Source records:
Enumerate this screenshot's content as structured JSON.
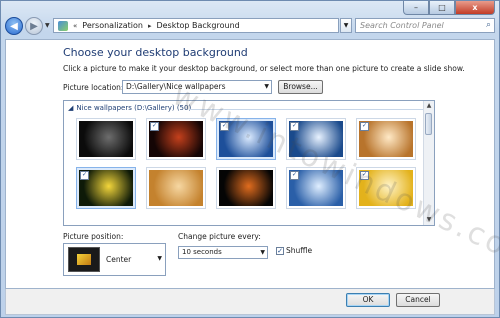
{
  "caption": {
    "min": "–",
    "max": "□",
    "close": "x"
  },
  "address_bar": {
    "chevron": "«",
    "crumbs": [
      "Personalization",
      "Desktop Background"
    ],
    "separator": "▸",
    "search_placeholder": "Search Control Panel"
  },
  "main": {
    "heading": "Choose your desktop background",
    "subtext": "Click a picture to make it your desktop background, or select more than one picture to create a slide show.",
    "picture_location_label": "Picture location:",
    "picture_location_value": "D:\\Gallery\\Nice wallpapers",
    "browse_label": "Browse..."
  },
  "gallery": {
    "group_header": "Nice wallpapers (D:\\Gallery) (50)",
    "thumbnails": [
      {
        "checked": false,
        "colors": [
          "#0b0b0b",
          "#6d6d6d"
        ],
        "selected": false
      },
      {
        "checked": true,
        "colors": [
          "#140505",
          "#c4401c"
        ],
        "selected": false
      },
      {
        "checked": true,
        "colors": [
          "#1d4f9a",
          "#dcebff"
        ],
        "selected": true
      },
      {
        "checked": true,
        "colors": [
          "#1a4a8c",
          "#e8f2ff"
        ],
        "selected": false
      },
      {
        "checked": true,
        "colors": [
          "#b8742c",
          "#ffe9c6"
        ],
        "selected": false
      },
      {
        "checked": true,
        "colors": [
          "#0e1a08",
          "#f3d63b"
        ],
        "selected": true
      },
      {
        "checked": false,
        "colors": [
          "#c4822e",
          "#f6d7a2"
        ],
        "selected": false
      },
      {
        "checked": false,
        "colors": [
          "#050505",
          "#e06c1e"
        ],
        "selected": false
      },
      {
        "checked": true,
        "colors": [
          "#2a5fa8",
          "#dfeeff"
        ],
        "selected": false
      },
      {
        "checked": true,
        "colors": [
          "#e3b21c",
          "#fff3c6"
        ],
        "selected": false
      }
    ]
  },
  "options": {
    "position_label": "Picture position:",
    "position_value": "Center",
    "change_label": "Change picture every:",
    "change_value": "10 seconds",
    "shuffle_label": "Shuffle",
    "shuffle_checked": true
  },
  "footer": {
    "ok_label": "OK",
    "cancel_label": "Cancel"
  },
  "watermark": "www.intowindows.com"
}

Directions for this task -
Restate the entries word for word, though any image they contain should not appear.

Output for this exercise -
Enumerate this screenshot's content as structured JSON.
{
  "caption": {
    "min": "–",
    "max": "□",
    "close": "x"
  },
  "address_bar": {
    "chevron": "«",
    "crumbs": [
      "Personalization",
      "Desktop Background"
    ],
    "separator": "▸",
    "search_placeholder": "Search Control Panel"
  },
  "main": {
    "heading": "Choose your desktop background",
    "subtext": "Click a picture to make it your desktop background, or select more than one picture to create a slide show.",
    "picture_location_label": "Picture location:",
    "picture_location_value": "D:\\Gallery\\Nice wallpapers",
    "browse_label": "Browse..."
  },
  "gallery": {
    "group_header": "Nice wallpapers (D:\\Gallery) (50)",
    "thumbnails": [
      {
        "checked": false,
        "colors": [
          "#0b0b0b",
          "#6d6d6d"
        ],
        "selected": false
      },
      {
        "checked": true,
        "colors": [
          "#140505",
          "#c4401c"
        ],
        "selected": false
      },
      {
        "checked": true,
        "colors": [
          "#1d4f9a",
          "#dcebff"
        ],
        "selected": true
      },
      {
        "checked": true,
        "colors": [
          "#1a4a8c",
          "#e8f2ff"
        ],
        "selected": false
      },
      {
        "checked": true,
        "colors": [
          "#b8742c",
          "#ffe9c6"
        ],
        "selected": false
      },
      {
        "checked": true,
        "colors": [
          "#0e1a08",
          "#f3d63b"
        ],
        "selected": true
      },
      {
        "checked": false,
        "colors": [
          "#c4822e",
          "#f6d7a2"
        ],
        "selected": false
      },
      {
        "checked": false,
        "colors": [
          "#050505",
          "#e06c1e"
        ],
        "selected": false
      },
      {
        "checked": true,
        "colors": [
          "#2a5fa8",
          "#dfeeff"
        ],
        "selected": false
      },
      {
        "checked": true,
        "colors": [
          "#e3b21c",
          "#fff3c6"
        ],
        "selected": false
      }
    ]
  },
  "options": {
    "position_label": "Picture position:",
    "position_value": "Center",
    "change_label": "Change picture every:",
    "change_value": "10 seconds",
    "shuffle_label": "Shuffle",
    "shuffle_checked": true
  },
  "footer": {
    "ok_label": "OK",
    "cancel_label": "Cancel"
  },
  "watermark": "www.intowindows.com"
}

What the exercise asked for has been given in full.